A new report, Carb-Cutting Shoppers, from US-based Information Resources Inc. (IRI), shows that nearly 26 million North Americans have taken to low-carb diets such as Atkins over the past 12 months.
More importantly, perhaps, for the future of the low-carb sector, the report suggests that nearly 2.5 per cent of Americans have also attempted to informally lower their carb consumption - a niche waiting to be exploited by both the consumer packaged goods (CPG) and retail sectors.
The report shows that there are in fact three types of product which have benefited from the low-carb fad: naturally low-carb product categories, including eggs and meats, as well as no/low/reduced sugar categories like bottled water and diet soft drinks; reduced-carb brands from speciality manufacturers such as Atkins; and reduced-carb brands from leading food/beverage manufacturers like Unilever or Kraft.
And the research also shows that the long-term benefits to the food industry need not be the exclusive reserve of specialist companies or major multinationals: sales of naturally low-carb products were up 5.8 per cent in the year to 13 June, compared to just 1.7 per cent for the food industry as a whole, the IRI data showed.
Nonetheless, it is the specialist low-carb brands segment which grown most rapidly - from nothing to $1.1 billion in under two years - and these products now account for 1 per cent of total food and beverage sales in the US - a growth rate that any company would envy, fuelled, of course, by an extremely high rate of product launches.
IRI said it was tracking sales of more than 80 low-carb brands in the US, with market leaders such as Atkins, Keto, and CarboRite continuing to grow their share (sales were up 181 per cent compared to last year) despite an increase in the number of brands launched by major food manufacturers over the past six months.
Nonetheless, these major players, whose low-carb products tend to be extensions of existing popular brands, have taken their share of the market from 44 per cent to 57 per cent over the past year.
Although naturally low-carb product categories and their low-carb branded rivals are still vying for consumer's attentions, research suggests consumers use the two product categories for entirely different purposes. The increase of nearly 6 per cent for naturally low carb products was built on growth for beverage, dinner and breakfast consumption products, whereas nearly 80 per cent of carb-branded activity growth was in snack meals and sweetened snacks and desserts.
All of which, of course, is still bad news for bakers, who have been among the hardest hit of all food producers by the low-carb fad. The IRI data suggests that while many consumers are not convinced by the need to pay extra for low-carb branded products, they are nonetheless ready to embrace the low-carb ethos and opt for other foods with reduced carbohydrate content.

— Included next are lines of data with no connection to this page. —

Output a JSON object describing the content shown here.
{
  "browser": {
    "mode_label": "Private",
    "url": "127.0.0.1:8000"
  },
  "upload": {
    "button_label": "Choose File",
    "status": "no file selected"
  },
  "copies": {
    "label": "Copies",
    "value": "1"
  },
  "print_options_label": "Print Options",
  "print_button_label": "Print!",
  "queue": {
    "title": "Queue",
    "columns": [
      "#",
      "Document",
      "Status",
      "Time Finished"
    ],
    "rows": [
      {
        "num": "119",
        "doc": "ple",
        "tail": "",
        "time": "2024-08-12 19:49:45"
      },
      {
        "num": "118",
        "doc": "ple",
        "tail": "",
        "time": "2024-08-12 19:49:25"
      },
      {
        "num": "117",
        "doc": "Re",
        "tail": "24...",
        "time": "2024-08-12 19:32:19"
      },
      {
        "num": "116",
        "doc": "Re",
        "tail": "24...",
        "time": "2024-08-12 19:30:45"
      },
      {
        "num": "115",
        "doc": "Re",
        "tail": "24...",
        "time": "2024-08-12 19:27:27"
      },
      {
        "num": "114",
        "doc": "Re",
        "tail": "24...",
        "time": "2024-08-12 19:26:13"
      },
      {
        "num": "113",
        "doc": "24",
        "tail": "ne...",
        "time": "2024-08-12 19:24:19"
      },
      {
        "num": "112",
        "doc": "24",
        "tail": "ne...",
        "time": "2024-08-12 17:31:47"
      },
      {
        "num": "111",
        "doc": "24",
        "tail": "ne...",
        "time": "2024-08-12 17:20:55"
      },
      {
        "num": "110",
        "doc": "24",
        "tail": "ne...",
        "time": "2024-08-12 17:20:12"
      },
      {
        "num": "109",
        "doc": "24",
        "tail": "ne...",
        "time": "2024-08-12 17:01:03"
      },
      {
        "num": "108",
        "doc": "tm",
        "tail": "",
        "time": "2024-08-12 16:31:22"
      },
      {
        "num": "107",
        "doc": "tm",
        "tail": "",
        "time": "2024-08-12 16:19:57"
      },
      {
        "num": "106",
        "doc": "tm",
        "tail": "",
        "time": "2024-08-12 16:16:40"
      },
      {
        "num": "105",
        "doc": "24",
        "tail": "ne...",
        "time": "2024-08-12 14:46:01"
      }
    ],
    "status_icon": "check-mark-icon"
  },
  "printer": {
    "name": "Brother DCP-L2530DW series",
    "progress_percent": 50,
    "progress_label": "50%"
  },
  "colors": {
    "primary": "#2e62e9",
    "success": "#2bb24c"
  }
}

So even those baked goods producers who have moved with the times and gone down the low-carb route to try and win back custom face continuing problems - unless they happen to be a major brand owner.